* [WHAT THE TASK ASKS]: Report each line of the data that contains the string "function".

* [SOURCE MATERIAL]:
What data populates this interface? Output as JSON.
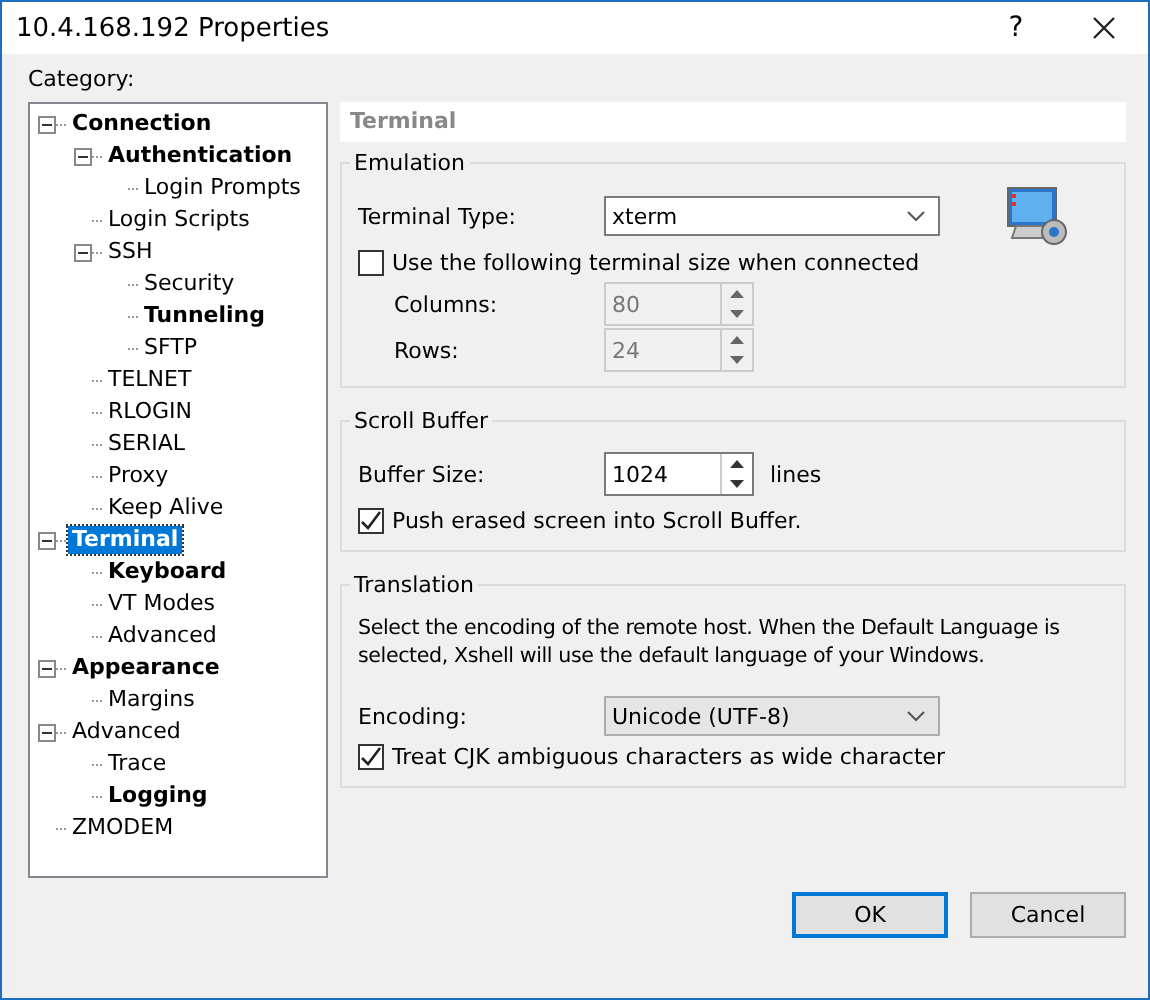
{
  "window": {
    "title": "10.4.168.192 Properties",
    "help": "?"
  },
  "category_label": "Category:",
  "tree": [
    {
      "label": "Connection",
      "bold": true,
      "selected": false,
      "expanded": true,
      "children": [
        {
          "label": "Authentication",
          "bold": true,
          "selected": false,
          "expanded": true,
          "children": [
            {
              "label": "Login Prompts",
              "bold": false,
              "selected": false
            }
          ]
        },
        {
          "label": "Login Scripts",
          "bold": false,
          "selected": false
        },
        {
          "label": "SSH",
          "bold": false,
          "selected": false,
          "expanded": true,
          "children": [
            {
              "label": "Security",
              "bold": false,
              "selected": false
            },
            {
              "label": "Tunneling",
              "bold": true,
              "selected": false
            },
            {
              "label": "SFTP",
              "bold": false,
              "selected": false
            }
          ]
        },
        {
          "label": "TELNET",
          "bold": false,
          "selected": false
        },
        {
          "label": "RLOGIN",
          "bold": false,
          "selected": false
        },
        {
          "label": "SERIAL",
          "bold": false,
          "selected": false
        },
        {
          "label": "Proxy",
          "bold": false,
          "selected": false
        },
        {
          "label": "Keep Alive",
          "bold": false,
          "selected": false
        }
      ]
    },
    {
      "label": "Terminal",
      "bold": true,
      "selected": true,
      "expanded": true,
      "children": [
        {
          "label": "Keyboard",
          "bold": true,
          "selected": false
        },
        {
          "label": "VT Modes",
          "bold": false,
          "selected": false
        },
        {
          "label": "Advanced",
          "bold": false,
          "selected": false
        }
      ]
    },
    {
      "label": "Appearance",
      "bold": true,
      "selected": false,
      "expanded": true,
      "children": [
        {
          "label": "Margins",
          "bold": false,
          "selected": false
        }
      ]
    },
    {
      "label": "Advanced",
      "bold": false,
      "selected": false,
      "expanded": true,
      "children": [
        {
          "label": "Trace",
          "bold": false,
          "selected": false
        },
        {
          "label": "Logging",
          "bold": true,
          "selected": false
        }
      ]
    },
    {
      "label": "ZMODEM",
      "bold": false,
      "selected": false
    }
  ],
  "panel_title": "Terminal",
  "emulation": {
    "title": "Emulation",
    "terminal_type_label": "Terminal Type:",
    "terminal_type": "xterm",
    "size_checkbox": {
      "label": "Use the following terminal size when connected",
      "checked": false
    },
    "columns_label": "Columns:",
    "columns": "80",
    "rows_label": "Rows:",
    "rows": "24"
  },
  "scroll_buffer": {
    "title": "Scroll Buffer",
    "buffer_size_label": "Buffer Size:",
    "buffer_size": "1024",
    "unit": "lines",
    "push_checkbox": {
      "label": "Push erased screen into Scroll Buffer.",
      "checked": true
    }
  },
  "translation": {
    "title": "Translation",
    "description": "Select the encoding of the remote host. When the Default Language is selected, Xshell will use the default language of your Windows.",
    "encoding_label": "Encoding:",
    "encoding": "Unicode (UTF-8)",
    "cjk_checkbox": {
      "label": "Treat CJK ambiguous characters as wide character",
      "checked": true
    }
  },
  "buttons": [
    {
      "label": "OK",
      "default": true
    },
    {
      "label": "Cancel",
      "default": false
    }
  ]
}
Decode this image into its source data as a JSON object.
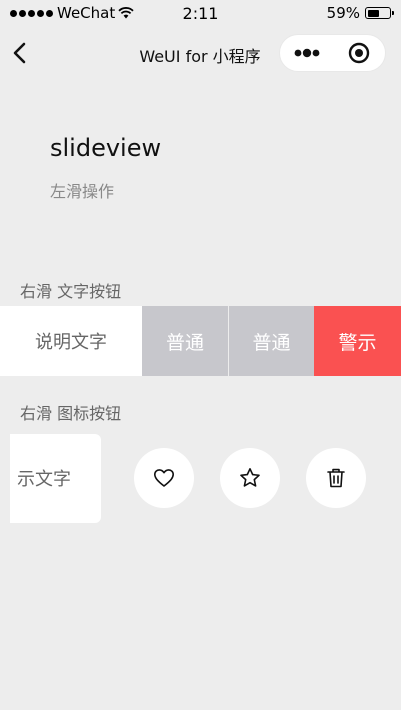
{
  "status_bar": {
    "carrier": "WeChat",
    "time": "2:11",
    "battery_text": "59%",
    "battery_level": 0.59,
    "signal_icon": "signal-dots-icon",
    "wifi_icon": "wifi-icon"
  },
  "nav": {
    "title": "WeUI for 小程序",
    "back_icon": "chevron-left-icon",
    "menu_icon": "more-dots-icon",
    "close_icon": "target-circle-icon"
  },
  "page": {
    "title": "slideview",
    "desc": "左滑操作"
  },
  "text_section": {
    "label": "右滑 文字按钮",
    "content": "说明文字",
    "buttons": [
      "普通",
      "普通",
      "警示"
    ]
  },
  "icon_section": {
    "label": "右滑 图标按钮",
    "content": "示文字",
    "buttons": [
      "heart-icon",
      "star-icon",
      "trash-icon"
    ]
  },
  "colors": {
    "background": "#ededed",
    "default_button": "#c7c7cc",
    "warn_button": "#fa5151"
  }
}
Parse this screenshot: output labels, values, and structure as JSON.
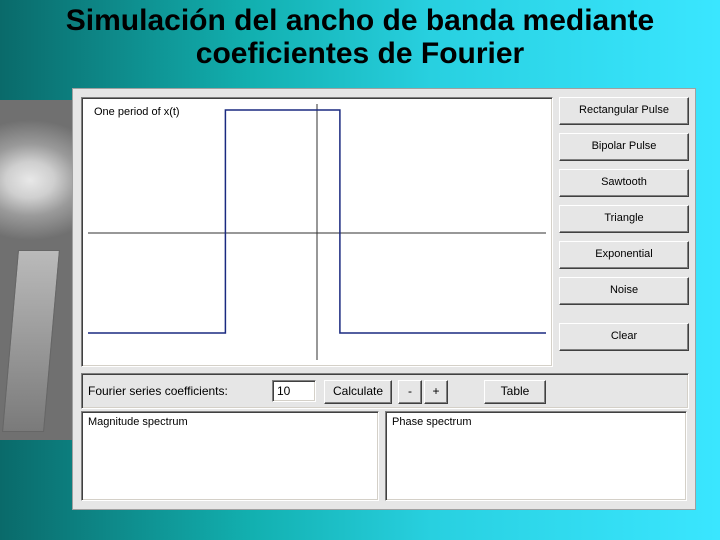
{
  "title": "Simulación del ancho de banda mediante coeficientes de Fourier",
  "plot": {
    "label": "One period of x(t)"
  },
  "waveform_buttons": [
    "Rectangular Pulse",
    "Bipolar Pulse",
    "Sawtooth",
    "Triangle",
    "Exponential",
    "Noise"
  ],
  "clear_button": "Clear",
  "coef": {
    "label": "Fourier series coefficients:",
    "value": "10",
    "calculate": "Calculate",
    "minus": "-",
    "plus": "+",
    "table": "Table"
  },
  "spectra": {
    "magnitude": "Magnitude spectrum",
    "phase": "Phase spectrum"
  },
  "chart_data": {
    "type": "line",
    "title": "One period of x(t)",
    "xlabel": "",
    "ylabel": "",
    "xlim": [
      0,
      1
    ],
    "ylim": [
      0,
      1
    ],
    "x": [
      0,
      0.3,
      0.3,
      0.55,
      0.55,
      1.0
    ],
    "y": [
      0,
      0,
      1,
      1,
      0,
      0
    ]
  }
}
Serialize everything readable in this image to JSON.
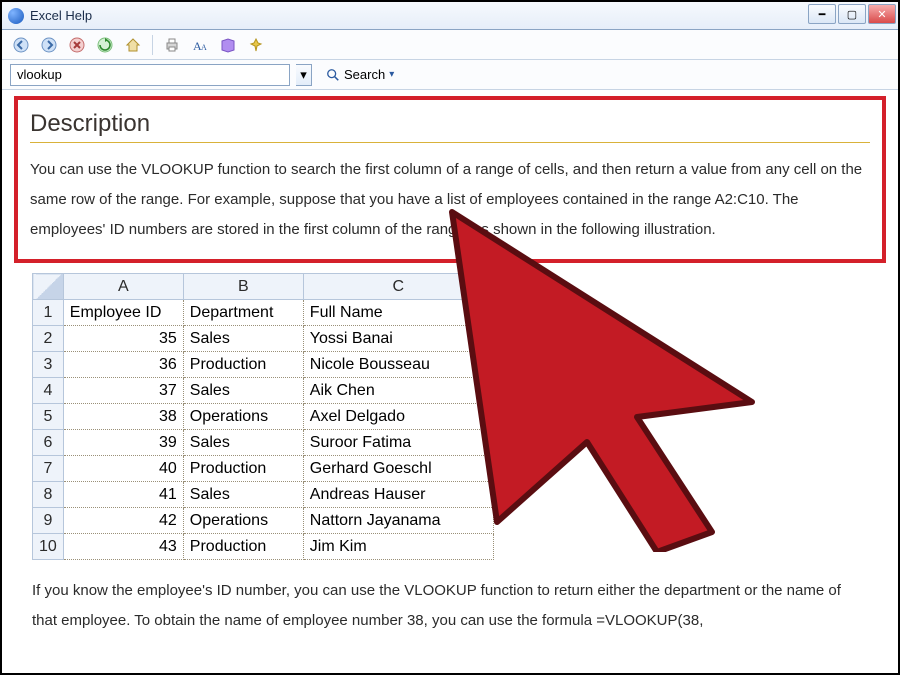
{
  "window": {
    "title": "Excel Help"
  },
  "search": {
    "value": "vlookup",
    "button": "Search",
    "dropdown_glyph": "▾"
  },
  "description": {
    "heading": "Description",
    "body": "You can use the VLOOKUP function to search the first column of a range of cells, and then return a value from any cell on the same row of the range. For example, suppose that you have a list of employees contained in the range A2:C10. The employees' ID numbers are stored in the first column of the range, as shown in the following illustration."
  },
  "table": {
    "columns": [
      "A",
      "B",
      "C"
    ],
    "header_row": [
      "Employee ID",
      "Department",
      "Full Name"
    ],
    "rows": [
      {
        "n": 1,
        "a": "Employee ID",
        "b": "Department",
        "c": "Full Name",
        "hdr": true
      },
      {
        "n": 2,
        "a": "35",
        "b": "Sales",
        "c": "Yossi Banai"
      },
      {
        "n": 3,
        "a": "36",
        "b": "Production",
        "c": "Nicole Bousseau"
      },
      {
        "n": 4,
        "a": "37",
        "b": "Sales",
        "c": "Aik Chen"
      },
      {
        "n": 5,
        "a": "38",
        "b": "Operations",
        "c": "Axel Delgado"
      },
      {
        "n": 6,
        "a": "39",
        "b": "Sales",
        "c": "Suroor Fatima"
      },
      {
        "n": 7,
        "a": "40",
        "b": "Production",
        "c": "Gerhard Goeschl"
      },
      {
        "n": 8,
        "a": "41",
        "b": "Sales",
        "c": "Andreas Hauser"
      },
      {
        "n": 9,
        "a": "42",
        "b": "Operations",
        "c": "Nattorn Jayanama"
      },
      {
        "n": 10,
        "a": "43",
        "b": "Production",
        "c": "Jim Kim"
      }
    ]
  },
  "after_text": "If you know the employee's ID number, you can use the VLOOKUP function to return either the department or the name of that employee. To obtain the name of employee number 38, you can use the formula =VLOOKUP(38,",
  "colors": {
    "highlight_border": "#d4202a"
  }
}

* [RESPONSE TO THE TASK]:
    "body": "You can use the VLOOKUP function to search the first column of a range of cells, and then return a value from any cell on the same row of the range. For example, suppose that you have a list of employees contained in the range A2:C10. The employees' ID numbers are stored in the first column of the range, as shown in the following illustration."
  "after_text": "If you know the employee's ID number, you can use the VLOOKUP function to return either the department or the name of that employee. To obtain the name of employee number 38, you can use the formula =VLOOKUP(38,",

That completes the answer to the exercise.